PONTE VEDRA BEACH, Fla. – Clay Aderholt was driving to his Fair Oaks Ranch, Texas, home in the rain Thursday afternoon. He came to a bend in the road on Highway 46 near the town of Spring Branch, right past Guadalupe State Park, just as an 18-wheeler was coming in the opposite direction. The truck hydroplaned. Its tractor got stuck in a ditch. Its trailer suddenly jackknifed and struck his Toyota Land Cruiser head on.
A vice president with Texas Capital Bank, Aderholt was on his way to see his family. Reid is 4 and the baby, Gracelyn, turned 1 a few months ago. Maybe the former high school quarterback would toss a ball around with the kids. He’d probably check how lifelong buddy Ryan Palmer was faring at The Players Championship. Then he was going to take his wife Allison out to dinner.
Just another nice little evening in Fair Oaks Ranch.
When he started running late, Allison called him. No answer. She called again. And again. Still nothing. Getting worried, she hopped into her car and drove down Highway 46 looking for Clay.
Allison arrived on the scene just after the paramedics. The driver of the hydroplaned 18-wheeler was uninjured. Her husband wasn’t so fortunate.
Clay Aderholt died from the impact. He was 36.
Less than an hour later and more than a thousand miles away, Palmer’s phone buzzed. He was at dinner, enjoying a meal with sponsors after posting a 5-under 67 in the opening round of The Players, a tournament which has always frustrated him.
Palmer looked at the text message. It was from his longtime friend and business manager Shawn Gosdin. “Don’t answer your phone,” it read. “Don’t speak with anyone else before you call me.”
Gosdin had already broken the news to Palmer’s wife, Jennifer, who was back home in Colleyville with their three children. They decided that he would be the one to tell Palmer that Aderholt, one of his best friends since childhood, had just died.

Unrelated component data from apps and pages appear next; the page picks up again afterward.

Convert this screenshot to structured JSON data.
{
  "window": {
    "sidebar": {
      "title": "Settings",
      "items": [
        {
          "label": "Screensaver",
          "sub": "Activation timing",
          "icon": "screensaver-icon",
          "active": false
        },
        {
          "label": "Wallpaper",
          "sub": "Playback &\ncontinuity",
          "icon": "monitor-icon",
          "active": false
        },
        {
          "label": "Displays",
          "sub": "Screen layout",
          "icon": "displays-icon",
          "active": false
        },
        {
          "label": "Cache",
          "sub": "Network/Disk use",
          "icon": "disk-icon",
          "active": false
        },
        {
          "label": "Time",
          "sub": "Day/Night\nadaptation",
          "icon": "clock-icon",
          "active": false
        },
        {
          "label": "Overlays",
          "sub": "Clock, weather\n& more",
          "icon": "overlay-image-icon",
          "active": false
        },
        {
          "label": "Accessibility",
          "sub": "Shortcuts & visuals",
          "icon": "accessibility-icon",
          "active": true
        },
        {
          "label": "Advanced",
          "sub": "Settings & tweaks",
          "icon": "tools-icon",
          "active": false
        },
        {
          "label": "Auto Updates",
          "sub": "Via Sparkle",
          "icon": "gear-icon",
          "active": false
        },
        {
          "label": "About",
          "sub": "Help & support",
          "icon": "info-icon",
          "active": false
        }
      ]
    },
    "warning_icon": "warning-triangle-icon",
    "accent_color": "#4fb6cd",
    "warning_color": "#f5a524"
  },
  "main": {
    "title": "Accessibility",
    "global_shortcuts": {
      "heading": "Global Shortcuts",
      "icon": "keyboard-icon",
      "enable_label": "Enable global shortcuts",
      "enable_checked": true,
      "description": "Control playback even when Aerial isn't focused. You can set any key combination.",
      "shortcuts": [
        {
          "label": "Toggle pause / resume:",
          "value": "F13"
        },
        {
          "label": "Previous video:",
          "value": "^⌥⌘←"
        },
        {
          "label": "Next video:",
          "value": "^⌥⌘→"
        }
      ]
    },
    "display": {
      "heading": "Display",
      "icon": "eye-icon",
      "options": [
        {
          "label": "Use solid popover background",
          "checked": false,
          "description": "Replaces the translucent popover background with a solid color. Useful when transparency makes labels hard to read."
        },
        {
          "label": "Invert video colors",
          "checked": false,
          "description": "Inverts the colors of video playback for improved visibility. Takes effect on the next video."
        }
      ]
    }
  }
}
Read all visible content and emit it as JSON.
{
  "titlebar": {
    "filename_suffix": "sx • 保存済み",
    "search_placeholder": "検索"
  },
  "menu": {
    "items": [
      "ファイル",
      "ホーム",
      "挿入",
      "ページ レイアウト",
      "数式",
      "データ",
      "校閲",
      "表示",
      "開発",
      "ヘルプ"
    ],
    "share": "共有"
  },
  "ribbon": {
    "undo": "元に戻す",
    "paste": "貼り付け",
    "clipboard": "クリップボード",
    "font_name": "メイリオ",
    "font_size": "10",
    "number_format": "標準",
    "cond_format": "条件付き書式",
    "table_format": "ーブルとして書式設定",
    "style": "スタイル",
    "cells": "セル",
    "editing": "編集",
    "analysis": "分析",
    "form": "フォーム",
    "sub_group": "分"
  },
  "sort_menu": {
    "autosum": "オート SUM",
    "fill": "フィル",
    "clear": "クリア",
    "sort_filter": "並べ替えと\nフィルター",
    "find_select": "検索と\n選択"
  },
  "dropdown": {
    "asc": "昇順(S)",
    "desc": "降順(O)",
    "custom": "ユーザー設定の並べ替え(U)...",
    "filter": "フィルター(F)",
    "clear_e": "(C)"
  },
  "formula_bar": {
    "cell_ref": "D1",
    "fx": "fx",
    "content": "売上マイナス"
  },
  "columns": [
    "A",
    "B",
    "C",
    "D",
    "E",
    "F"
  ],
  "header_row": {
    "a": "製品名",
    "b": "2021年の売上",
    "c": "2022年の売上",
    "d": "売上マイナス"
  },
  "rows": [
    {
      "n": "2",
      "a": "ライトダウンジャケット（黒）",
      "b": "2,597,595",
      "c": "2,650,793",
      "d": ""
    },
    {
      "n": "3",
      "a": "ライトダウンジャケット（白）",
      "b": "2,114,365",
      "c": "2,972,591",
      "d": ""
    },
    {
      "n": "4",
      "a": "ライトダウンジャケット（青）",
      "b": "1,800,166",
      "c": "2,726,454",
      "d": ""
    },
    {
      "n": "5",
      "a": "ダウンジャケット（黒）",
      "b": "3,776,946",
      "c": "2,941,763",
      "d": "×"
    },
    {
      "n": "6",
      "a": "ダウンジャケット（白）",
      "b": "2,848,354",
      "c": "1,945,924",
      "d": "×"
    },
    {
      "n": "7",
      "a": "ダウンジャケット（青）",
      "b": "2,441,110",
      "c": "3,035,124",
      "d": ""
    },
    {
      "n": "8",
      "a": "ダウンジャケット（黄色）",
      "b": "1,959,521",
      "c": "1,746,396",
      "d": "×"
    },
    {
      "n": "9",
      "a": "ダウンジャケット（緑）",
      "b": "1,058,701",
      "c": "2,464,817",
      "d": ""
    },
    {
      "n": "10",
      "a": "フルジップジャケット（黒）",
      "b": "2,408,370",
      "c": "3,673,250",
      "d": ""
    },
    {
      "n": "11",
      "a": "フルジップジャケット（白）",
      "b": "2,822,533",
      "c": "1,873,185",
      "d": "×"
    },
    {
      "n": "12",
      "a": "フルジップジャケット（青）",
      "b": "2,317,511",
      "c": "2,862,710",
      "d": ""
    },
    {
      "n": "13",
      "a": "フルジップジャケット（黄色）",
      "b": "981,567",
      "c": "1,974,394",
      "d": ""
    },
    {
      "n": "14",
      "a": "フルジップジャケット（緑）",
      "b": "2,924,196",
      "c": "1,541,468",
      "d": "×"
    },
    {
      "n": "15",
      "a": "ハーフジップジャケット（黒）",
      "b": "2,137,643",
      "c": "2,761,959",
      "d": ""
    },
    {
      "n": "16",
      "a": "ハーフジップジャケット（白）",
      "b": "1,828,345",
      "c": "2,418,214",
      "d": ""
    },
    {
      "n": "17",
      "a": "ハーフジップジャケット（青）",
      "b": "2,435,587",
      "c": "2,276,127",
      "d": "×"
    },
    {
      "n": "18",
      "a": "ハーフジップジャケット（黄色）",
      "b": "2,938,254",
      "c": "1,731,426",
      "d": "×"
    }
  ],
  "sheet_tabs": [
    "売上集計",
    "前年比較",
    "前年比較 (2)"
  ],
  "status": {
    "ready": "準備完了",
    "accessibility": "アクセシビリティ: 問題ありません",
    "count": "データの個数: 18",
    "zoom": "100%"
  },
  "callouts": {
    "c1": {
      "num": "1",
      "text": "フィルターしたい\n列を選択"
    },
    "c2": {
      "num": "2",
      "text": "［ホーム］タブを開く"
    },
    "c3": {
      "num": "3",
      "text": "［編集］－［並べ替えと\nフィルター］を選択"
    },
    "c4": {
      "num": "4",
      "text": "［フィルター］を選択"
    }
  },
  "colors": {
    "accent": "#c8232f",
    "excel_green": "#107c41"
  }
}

Ryan and Clay had attended Bonham Middle School and Amarillo High School together. They competed on the same all-star teams in baseball and basketball. They played golf together, too. “We had some good games growing up,” Palmer recalled with a smile. Upon graduation from Amarillo, they both decided to attend Texas A&M.
Since then, they’d remained close. Aderholt loved watching his friend compete on the PGA Tour, attending a few tournaments every year. Palmer loved having him around.
As expected, it wasn’t an easy conversation.
“He called me and we spoke for a few minutes,” Gosdin said. “I told him, ‘Clay would want you to go play. He would want you to kick that course’s [butt]. That’s the best thing you can do tomorrow.'”
They spent the rest of the night texting, just sharing their feelings. Palmer was in shock. He spoke with Jennifer, of course. Called some other friends and relatives. He also called his sports psychologist, Fran Pirozzolo, who preached not getting too emotional on the course.
As for withdrawing, that was never an option.
“Nothing I can really do except keep him in my prayers and memories and just keep playing golf,” he explained.
When he arrived at TPC Sawgrass for his 7:36 tee time Friday morning, Palmer wore the scars of the previous day’s news. Literally. Scratched in white in four separate places on his black TaylorMade cap were the initials “CA” for Clay Aderholt.
It should come as little surprise that once he teed off, Palmer received a little divine inspiration. He chipped in twice for eagle, at the ninth and 11th holes, for perhaps the first time in his career. He added four birdies. He posted a 3-under 69. And he got himself into contention at a tournament where he’s 1-for-7 making the cut, with a tie for 75th place in 2007 serving as his lone payday.
“My mind was good today, all things considered,” he maintained. “It's great to be in contention here at this tournament where I've struggled. I am excited about the weekend.”
“He actually hung in there fine,” said his caddie, James Edmondson. “The type of person he is, he is going to try and win it for Clay. Sometimes it’s easier to play for somebody else.”
For 18 holes, Palmer visibly kept everything together in the wake of his friend’s death. On the final hole, he missed a 13-foot birdie putt, then tapped in for par. He picked his ball out of the hole, then buried his face in the hat marked with those “CA” initials.
Ten seconds passed. Twenty. Thirty.
When he finally looked up, Palmer’s eyes were damp and tinged with red. His round was over. He could finally let himself get emotional on the course.